Monday, 24 October 2011
Florence And The Machine - Ceremonials
Writing this review without getting emotional is going to be difficult for me; when I first heard Ceremonials, half of me wanted to break into some sort of interpretive dance, and the other half wanted to curl up under a duvet in the foetal position and cry my little heart out because Florence and her Machine have created such an emotional roller-coaster, such a masterpiece. (Indeed, I did in fact do one of these, but I shall leave that to you to decide which one won.)
We got the first, proper, studio-recorded taste of Florence And The Machine's new material a few months ago, with What The Water Gave Me, a festival-ready track with a sing along chorus about drowning (of course!). Then we had the first official single, Shake It Out, a jubilant 'hangover cure' with a seriously beautiful Gatsby indebted video. And now finally, finally, finally, after two years and almost continuous teasers, we have the full 12 properly-recorded, studio-fresh, shiny new tracks.
Ceremonials is a bigger, more cohesive record than debut Lungs, however this doesn't mean that our Florence has lost any of her beguiling strangeness or charm. From the first Christmassy harp echoes, along with Flo's little echoing giggle at the start of opener Only If For A Night, to the manipulated sound of the tour bus on second single No Light, No Light to the bird calls at the start of Heartlines, this album contains so many of the little quirky details, even on first listen, that drew many to Florence and co in the first place. And then there’s the lyrics; Florence, never one for understatement and not afraid of metaphor and melodramatics, is famous- nay, infamous for her dark song writing. It’s what makes her formula work. Without her fixation on dark themes, her songs may start to grate, or be too saccharine pop.

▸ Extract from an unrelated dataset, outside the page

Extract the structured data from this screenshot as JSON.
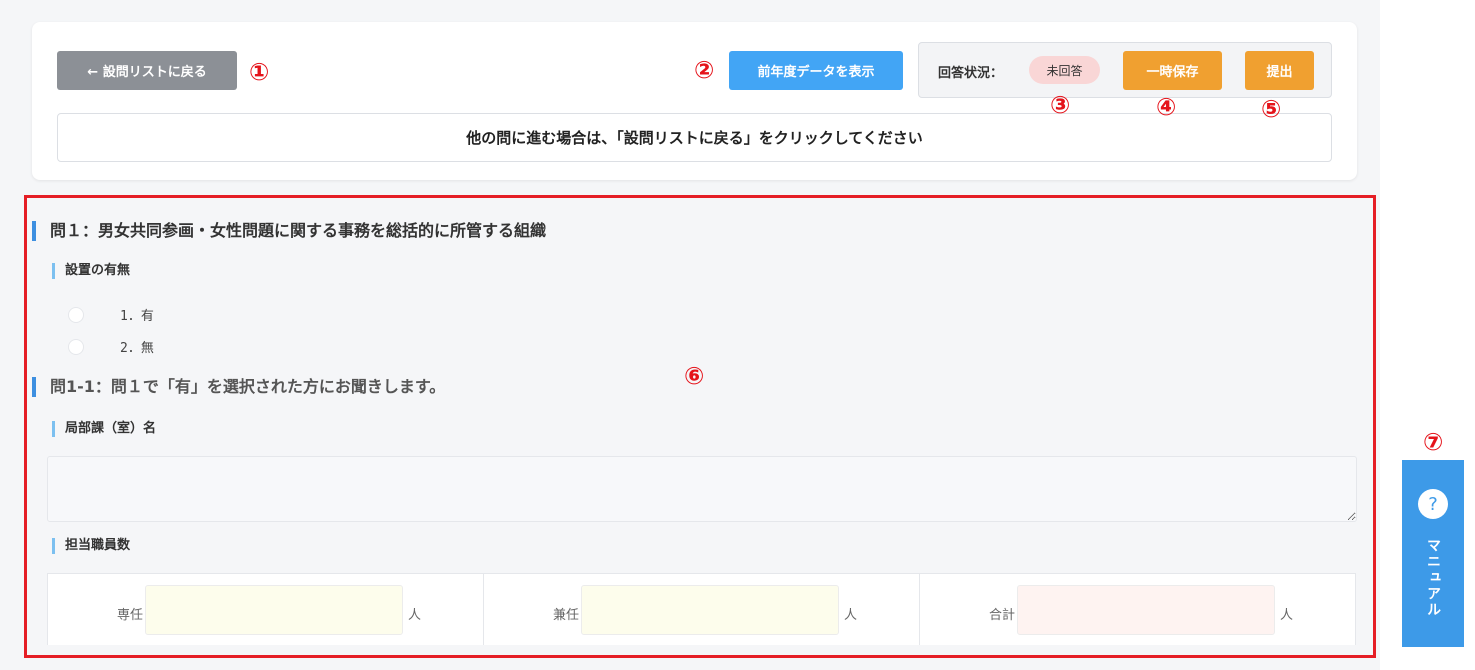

Ceremonials certainly doesn’t disappoint in this department. Along with literary references- homages to Frida Khalo and Virginia Woolf on What The Water Gave Me- the album if full to bursting with lyrics about drowning and death, Florence herself describing it as ‘
Only If For A Night was written about an encounter with the ghost of Florence’s Grandmother in a dream: ‘It was oh so strange/ And it’s so surreal/ That a ghost should be so practical’. There’s also a theme of religion, most prevalent on the spooky-sounding Seven Devils, (which fits in so perfectly with the UK release date of Halloween); ‘Holy water/ Cannot help me now’ along, of course with death; ‘See I was dead when I woke up this morning/ And I’ll be dead before the day is done’. The soulful Lover To Lover also concentrates on religion: ‘There’s no salvation for me now/ No space among the clouds’. Throughout the album it feels like a battle between wanting that ‘space among the clouds’ and coming to terms with the idea of knowing you can’t have it: ‘moving up to higher ground…/ But history keeps pulling me down’ (on David Byrne-esque Leave My Body). Waltz-like Breaking Down once again seems to describe Florence’s sleep paralysis, seen on Lungs on I’m Not Calling You A Liar: ‘All alone/ On the edge of sleep/ My old familiar friend/ Comes and lies down next to me’.
But of course, any review of Florence and the Machine cannot go without a mention of that voice. Boosted by ‘Spectrum, for example, is epiphany-causing material. A stand out track for me is Never Let Me Go; along with simply beautiful lyrics such as ‘looking up from underneath/ Fractured moonlight on the sea’, the chorus has heart-stoppingly stunning notes, especially the line ‘in the arms of the ocean’. Her voice shows such development and prowess, and just when you are recovering from one emotional high, she hits you with another, making Ceremonials such an experience. A simply wonderful album.
By Holly Read-Challen